Which lines of the data contain the string "image"? Copy every one of them.

---- SOURCE INFORMATION

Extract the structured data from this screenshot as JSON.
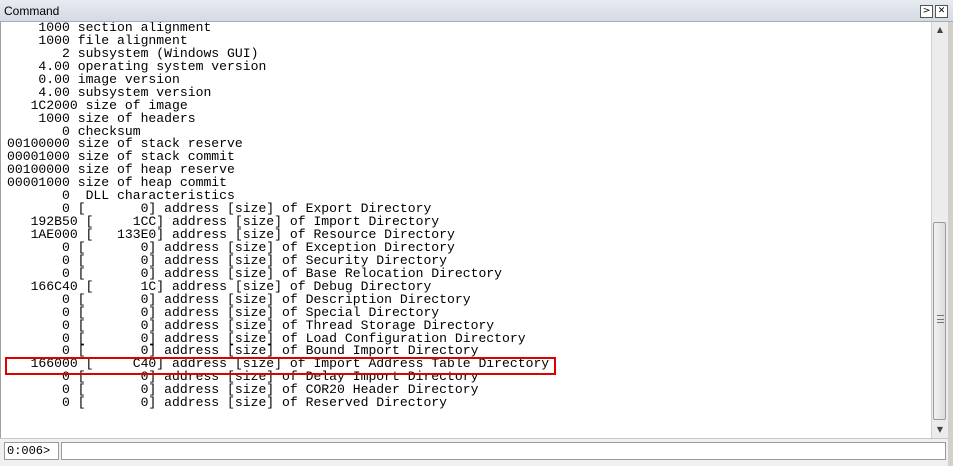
{
  "window": {
    "title": "Command",
    "command_icon": "command-window-icon",
    "close_icon": "close-icon"
  },
  "output": {
    "lines": [
      "    1000 section alignment",
      "    1000 file alignment",
      "       2 subsystem (Windows GUI)",
      "    4.00 operating system version",
      "    0.00 image version",
      "    4.00 subsystem version",
      "   1C2000 size of image",
      "    1000 size of headers",
      "       0 checksum",
      "00100000 size of stack reserve",
      "00001000 size of stack commit",
      "00100000 size of heap reserve",
      "00001000 size of heap commit",
      "       0  DLL characteristics",
      "       0 [       0] address [size] of Export Directory",
      "   192B50 [     1CC] address [size] of Import Directory",
      "   1AE000 [   133E0] address [size] of Resource Directory",
      "       0 [       0] address [size] of Exception Directory",
      "       0 [       0] address [size] of Security Directory",
      "       0 [       0] address [size] of Base Relocation Directory",
      "   166C40 [      1C] address [size] of Debug Directory",
      "       0 [       0] address [size] of Description Directory",
      "       0 [       0] address [size] of Special Directory",
      "       0 [       0] address [size] of Thread Storage Directory",
      "       0 [       0] address [size] of Load Configuration Directory",
      "       0 [       0] address [size] of Bound Import Directory",
      "   166000 [     C40] address [size] of Import Address Table Directory",
      "       0 [       0] address [size] of Delay Import Directory",
      "       0 [       0] address [size] of COR20 Header Directory",
      "       0 [       0] address [size] of Reserved Directory"
    ]
  },
  "scrollbar": {
    "up_icon": "scroll-up-arrow-icon",
    "down_icon": "scroll-down-arrow-icon",
    "position": 0.85
  },
  "command_bar": {
    "prompt": "0:006>",
    "input_value": "",
    "highlight_color": "#e00000"
  }
}
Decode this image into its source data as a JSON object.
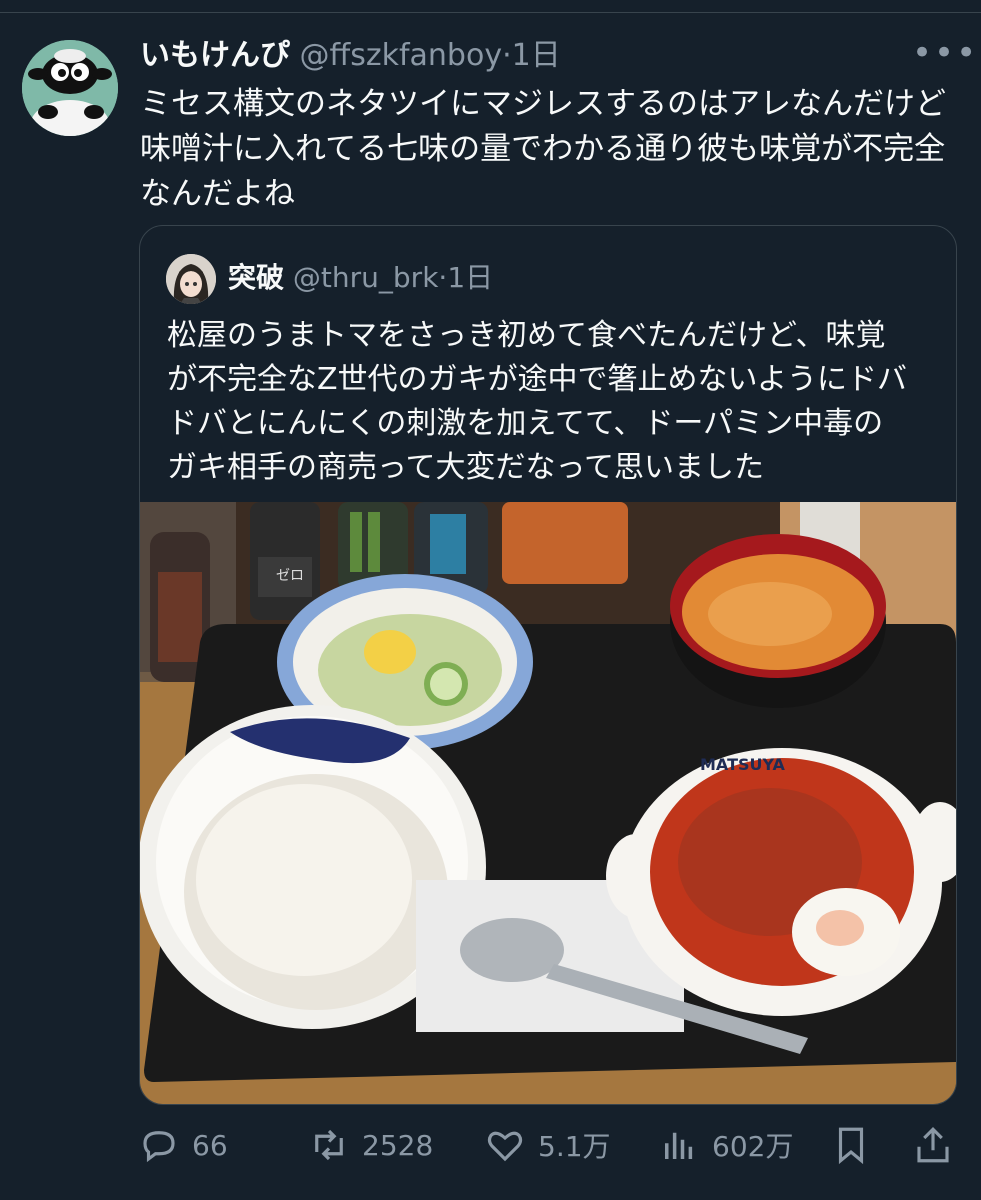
{
  "tweet": {
    "display_name": "いもけんぴ",
    "handle": "@ffszkfanboy",
    "separator": "·",
    "time": "1日",
    "text": "ミセス構文のネタツイにマジレスするのはアレなんだけど\n味噌汁に入れてる七味の量でわかる通り彼も味覚が不完全\nなんだよね",
    "more_label": "•••"
  },
  "quote": {
    "display_name": "突破",
    "handle": "@thru_brk",
    "separator": "·",
    "time": "1日",
    "text": "松屋のうまトマをさっき初めて食べたんだけど、味覚\nが不完全なZ世代のガキが途中で箸止めないようにドバ\nドバとにんにくの刺激を加えてて、ドーパミン中毒の\nガキ相手の商売って大変だなって思いました",
    "photo_bowl_text": "MATSUYA",
    "photo_bottle_text": "ゼロ"
  },
  "actions": {
    "replies": "66",
    "retweets": "2528",
    "likes": "5.1万",
    "views": "602万"
  },
  "icons": [
    "reply-icon",
    "retweet-icon",
    "like-icon",
    "views-icon",
    "bookmark-icon",
    "share-icon",
    "more-icon"
  ],
  "colors": {
    "background": "#15202b",
    "secondary_text": "#8b98a5",
    "border": "#38444d"
  }
}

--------

• ANSWER SECTION
      "    0.00 image version",
      "   1C2000 size of image",
Decode this image into its source data as a JSON object.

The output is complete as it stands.